▶ [Task requirements]: In full and without error, repeat the entries below.

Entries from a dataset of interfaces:
*** Block opens ***
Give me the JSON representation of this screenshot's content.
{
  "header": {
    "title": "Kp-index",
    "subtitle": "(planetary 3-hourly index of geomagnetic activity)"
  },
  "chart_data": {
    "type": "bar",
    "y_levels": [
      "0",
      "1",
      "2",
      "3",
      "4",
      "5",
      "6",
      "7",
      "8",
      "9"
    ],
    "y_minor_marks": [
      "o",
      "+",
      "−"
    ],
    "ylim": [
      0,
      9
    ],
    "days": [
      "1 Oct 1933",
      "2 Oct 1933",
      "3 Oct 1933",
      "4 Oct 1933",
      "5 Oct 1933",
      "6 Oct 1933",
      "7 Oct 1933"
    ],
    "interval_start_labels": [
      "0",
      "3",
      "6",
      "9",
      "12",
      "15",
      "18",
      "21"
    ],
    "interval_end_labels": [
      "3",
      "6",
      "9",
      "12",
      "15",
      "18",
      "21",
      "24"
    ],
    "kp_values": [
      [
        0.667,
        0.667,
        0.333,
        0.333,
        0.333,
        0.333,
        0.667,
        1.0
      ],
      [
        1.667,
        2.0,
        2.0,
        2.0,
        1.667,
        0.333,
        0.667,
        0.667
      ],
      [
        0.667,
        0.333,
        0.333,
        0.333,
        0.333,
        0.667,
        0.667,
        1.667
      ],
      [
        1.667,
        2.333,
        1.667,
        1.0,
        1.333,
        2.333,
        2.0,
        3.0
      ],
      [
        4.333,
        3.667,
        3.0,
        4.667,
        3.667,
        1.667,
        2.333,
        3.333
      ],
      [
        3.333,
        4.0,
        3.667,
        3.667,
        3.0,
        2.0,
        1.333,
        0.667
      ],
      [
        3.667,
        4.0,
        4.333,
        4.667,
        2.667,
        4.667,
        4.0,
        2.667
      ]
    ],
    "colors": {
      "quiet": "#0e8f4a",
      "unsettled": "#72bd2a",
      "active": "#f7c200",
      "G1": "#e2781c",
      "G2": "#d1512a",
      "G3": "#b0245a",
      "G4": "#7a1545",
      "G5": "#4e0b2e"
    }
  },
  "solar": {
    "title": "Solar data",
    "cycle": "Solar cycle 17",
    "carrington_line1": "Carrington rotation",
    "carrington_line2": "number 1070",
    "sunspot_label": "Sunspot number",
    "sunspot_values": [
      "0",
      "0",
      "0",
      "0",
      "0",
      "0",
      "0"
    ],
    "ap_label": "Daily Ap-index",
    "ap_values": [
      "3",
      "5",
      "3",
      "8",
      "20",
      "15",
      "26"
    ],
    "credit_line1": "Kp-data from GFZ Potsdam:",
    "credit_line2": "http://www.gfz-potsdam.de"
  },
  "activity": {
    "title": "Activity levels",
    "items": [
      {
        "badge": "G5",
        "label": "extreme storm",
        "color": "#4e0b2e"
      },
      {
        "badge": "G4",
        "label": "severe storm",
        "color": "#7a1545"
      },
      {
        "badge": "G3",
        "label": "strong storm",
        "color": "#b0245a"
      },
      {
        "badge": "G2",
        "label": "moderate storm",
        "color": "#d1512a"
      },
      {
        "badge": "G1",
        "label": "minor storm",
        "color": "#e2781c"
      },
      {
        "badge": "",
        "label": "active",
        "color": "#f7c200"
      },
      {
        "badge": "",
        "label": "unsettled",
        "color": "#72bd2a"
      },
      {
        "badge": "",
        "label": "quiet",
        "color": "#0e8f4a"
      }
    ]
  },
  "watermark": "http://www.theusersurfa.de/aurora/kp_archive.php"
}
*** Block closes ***
▶ [Answer to this exercise]:
Give me the JSON representation of this screenshot's content.
{
  "header": {
    "title": "Kp-index",
    "subtitle": "(planetary 3-hourly index of geomagnetic activity)"
  },
  "chart_data": {
    "type": "bar",
    "y_levels": [
      "0",
      "1",
      "2",
      "3",
      "4",
      "5",
      "6",
      "7",
      "8",
      "9"
    ],
    "y_minor_marks": [
      "o",
      "+",
      "−"
    ],
    "ylim": [
      0,
      9
    ],
    "days": [
      "1 Oct 1933",
      "2 Oct 1933",
      "3 Oct 1933",
      "4 Oct 1933",
      "5 Oct 1933",
      "6 Oct 1933",
      "7 Oct 1933"
    ],
    "interval_start_labels": [
      "0",
      "3",
      "6",
      "9",
      "12",
      "15",
      "18",
      "21"
    ],
    "interval_end_labels": [
      "3",
      "6",
      "9",
      "12",
      "15",
      "18",
      "21",
      "24"
    ],
    "kp_values": [
      [
        0.667,
        0.667,
        0.333,
        0.333,
        0.333,
        0.333,
        0.667,
        1.0
      ],
      [
        1.667,
        2.0,
        2.0,
        2.0,
        1.667,
        0.333,
        0.667,
        0.667
      ],
      [
        0.667,
        0.333,
        0.333,
        0.333,
        0.333,
        0.667,
        0.667,
        1.667
      ],
      [
        1.667,
        2.333,
        1.667,
        1.0,
        1.333,
        2.333,
        2.0,
        3.0
      ],
      [
        4.333,
        3.667,
        3.0,
        4.667,
        3.667,
        1.667,
        2.333,
        3.333
      ],
      [
        3.333,
        4.0,
        3.667,
        3.667,
        3.0,
        2.0,
        1.333,
        0.667
      ],
      [
        3.667,
        4.0,
        4.333,
        4.667,
        2.667,
        4.667,
        4.0,
        2.667
      ]
    ],
    "colors": {
      "quiet": "#0e8f4a",
      "unsettled": "#72bd2a",
      "active": "#f7c200",
      "G1": "#e2781c",
      "G2": "#d1512a",
      "G3": "#b0245a",
      "G4": "#7a1545",
      "G5": "#4e0b2e"
    }
  },
  "solar": {
    "title": "Solar data",
    "cycle": "Solar cycle 17",
    "carrington_line1": "Carrington rotation",
    "carrington_line2": "number 1070",
    "sunspot_label": "Sunspot number",
    "sunspot_values": [
      "0",
      "0",
      "0",
      "0",
      "0",
      "0",
      "0"
    ],
    "ap_label": "Daily Ap-index",
    "ap_values": [
      "3",
      "5",
      "3",
      "8",
      "20",
      "15",
      "26"
    ],
    "credit_line1": "Kp-data from GFZ Potsdam:",
    "credit_line2": "http://www.gfz-potsdam.de"
  },
  "activity": {
    "title": "Activity levels",
    "items": [
      {
        "badge": "G5",
        "label": "extreme storm",
        "color": "#4e0b2e"
      },
      {
        "badge": "G4",
        "label": "severe storm",
        "color": "#7a1545"
      },
      {
        "badge": "G3",
        "label": "strong storm",
        "color": "#b0245a"
      },
      {
        "badge": "G2",
        "label": "moderate storm",
        "color": "#d1512a"
      },
      {
        "badge": "G1",
        "label": "minor storm",
        "color": "#e2781c"
      },
      {
        "badge": "",
        "label": "active",
        "color": "#f7c200"
      },
      {
        "badge": "",
        "label": "unsettled",
        "color": "#72bd2a"
      },
      {
        "badge": "",
        "label": "quiet",
        "color": "#0e8f4a"
      }
    ]
  },
  "watermark": "http://www.theusersurfa.de/aurora/kp_archive.php"
}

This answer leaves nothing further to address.